It’s not like I intentionally ignore my kids. I don’t enjoy asking them to play quietly in the corner so I can make some phone calls. It makes my heart ache when I tell them mommy can’t play right now—that I can’t join in on the epic tea party that they’ve invited me to. I don’t like telling them that the living room fort will have to wait because I have to do laundry…or vacuum…or wash dishes…or pee by myself.
And after thinking about, and praying for, and longing to flourish in this momma role, I’ve noticed that this battle I seem to keep fighting boils down to 3 things:
1. I need to be ok with days that I’m just an ok mom. Yeah, no fluffy words here. No mom wakes up saying, “I’m going to be a subpar mom today!” We all want to be rockstars at this thing called parenthood. But even rockstars trip on stage and fall flat on their faces sometimes. It’s hard to be worn out and feel like a failure. Knowing your zapped energy didn’t produce anything super life enriching for your kids is a hard pill to swallow. At the end of a day like today, the only thing left to say is,”Well that sucked big time.” And when that kind of a day comes to a close and I find myself crying because I don’t have anything good to show for my weariness, I talk to Jesus and thank Him that tomorrow is a fresh day. It’s a suck-free, new beginning. And I can be OK admitting that I was just OK today…and try to be better tomorrow.
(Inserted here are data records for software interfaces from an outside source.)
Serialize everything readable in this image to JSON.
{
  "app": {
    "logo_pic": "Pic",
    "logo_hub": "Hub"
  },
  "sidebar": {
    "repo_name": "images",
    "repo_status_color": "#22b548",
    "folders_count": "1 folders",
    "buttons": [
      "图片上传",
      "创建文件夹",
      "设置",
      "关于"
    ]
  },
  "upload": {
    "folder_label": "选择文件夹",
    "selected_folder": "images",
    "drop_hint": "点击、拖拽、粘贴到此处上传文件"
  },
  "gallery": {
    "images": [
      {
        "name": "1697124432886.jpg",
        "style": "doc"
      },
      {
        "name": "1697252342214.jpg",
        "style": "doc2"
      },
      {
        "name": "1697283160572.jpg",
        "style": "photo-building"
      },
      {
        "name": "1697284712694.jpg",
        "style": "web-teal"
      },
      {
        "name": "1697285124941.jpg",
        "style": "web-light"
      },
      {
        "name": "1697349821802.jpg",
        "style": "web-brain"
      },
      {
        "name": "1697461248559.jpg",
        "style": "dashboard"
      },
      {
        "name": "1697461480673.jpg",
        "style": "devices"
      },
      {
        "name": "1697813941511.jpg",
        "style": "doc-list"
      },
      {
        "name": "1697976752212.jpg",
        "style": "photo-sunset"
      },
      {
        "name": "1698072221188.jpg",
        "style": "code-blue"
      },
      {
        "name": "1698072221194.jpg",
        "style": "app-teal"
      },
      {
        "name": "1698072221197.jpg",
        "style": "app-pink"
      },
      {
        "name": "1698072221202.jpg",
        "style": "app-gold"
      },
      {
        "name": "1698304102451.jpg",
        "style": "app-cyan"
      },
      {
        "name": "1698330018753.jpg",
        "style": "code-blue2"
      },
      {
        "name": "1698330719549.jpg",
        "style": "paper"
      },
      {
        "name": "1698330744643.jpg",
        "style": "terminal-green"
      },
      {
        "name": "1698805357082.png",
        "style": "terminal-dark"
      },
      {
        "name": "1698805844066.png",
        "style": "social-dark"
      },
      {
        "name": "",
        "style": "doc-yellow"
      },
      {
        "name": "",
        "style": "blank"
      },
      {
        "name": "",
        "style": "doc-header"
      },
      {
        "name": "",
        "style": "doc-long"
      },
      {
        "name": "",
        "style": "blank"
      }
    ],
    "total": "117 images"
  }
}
2. My lack reveals my deep need for God’s grace in my life and displays the fullness of Jesus. I can’t be everything to my kids. They need Jesus. Shocker…I can’t do it all. And not only can’t I do it all, I’m sometimes going to fail when I’m trying to do even the simple things. (Great pep talk, huh?) But when I acknowledge my insufficiencies and need for Jesus, my kids see that too. Mommy needs Jesus too. When I mess-up, I can use that to display the beautiful act of forgiveness by apologizing for my own mistakes and asking them to forgive me. I can help them see the real forgiveness of Jesus close-up and offer them the opportunity to extend grace to me. They see a flawed person who needs Jesus and depends on Him every day. Mommy needs Jesus. And so do they.
3. Even on the days I feel like I failed, my love for them wins. Every time. Every. Single. Time. Do I have days where I just want to throw my hands up in the air and scream, “I want a redo!” Oh yeah. Are there days where mommy wants to say bad words and eat a gallon of ice cream by herself in the closet? Oh heck yes. But there is not one single day that goes by where my love for them isn’t fierce. And it’s that love that fuels me to do another day well for them. It’s the gratitude I have for being given the opportunity to be their momma that pushes me to keep navigating.
Motherhood is not easy (Umm, duh.) It uses everything you have and just when you think you’re empty, it wrings out every molecule of your body. But motherhood is also really really awesome. And if we can all just stick together as moms, encourage each other on the hard days and cheer for each other on the good days—if we can just be transparent with our struggles and honest in our failures—if we can just love each other just because—I‘m pretty sure we’re all gonna make it out OK.
…even better than OK.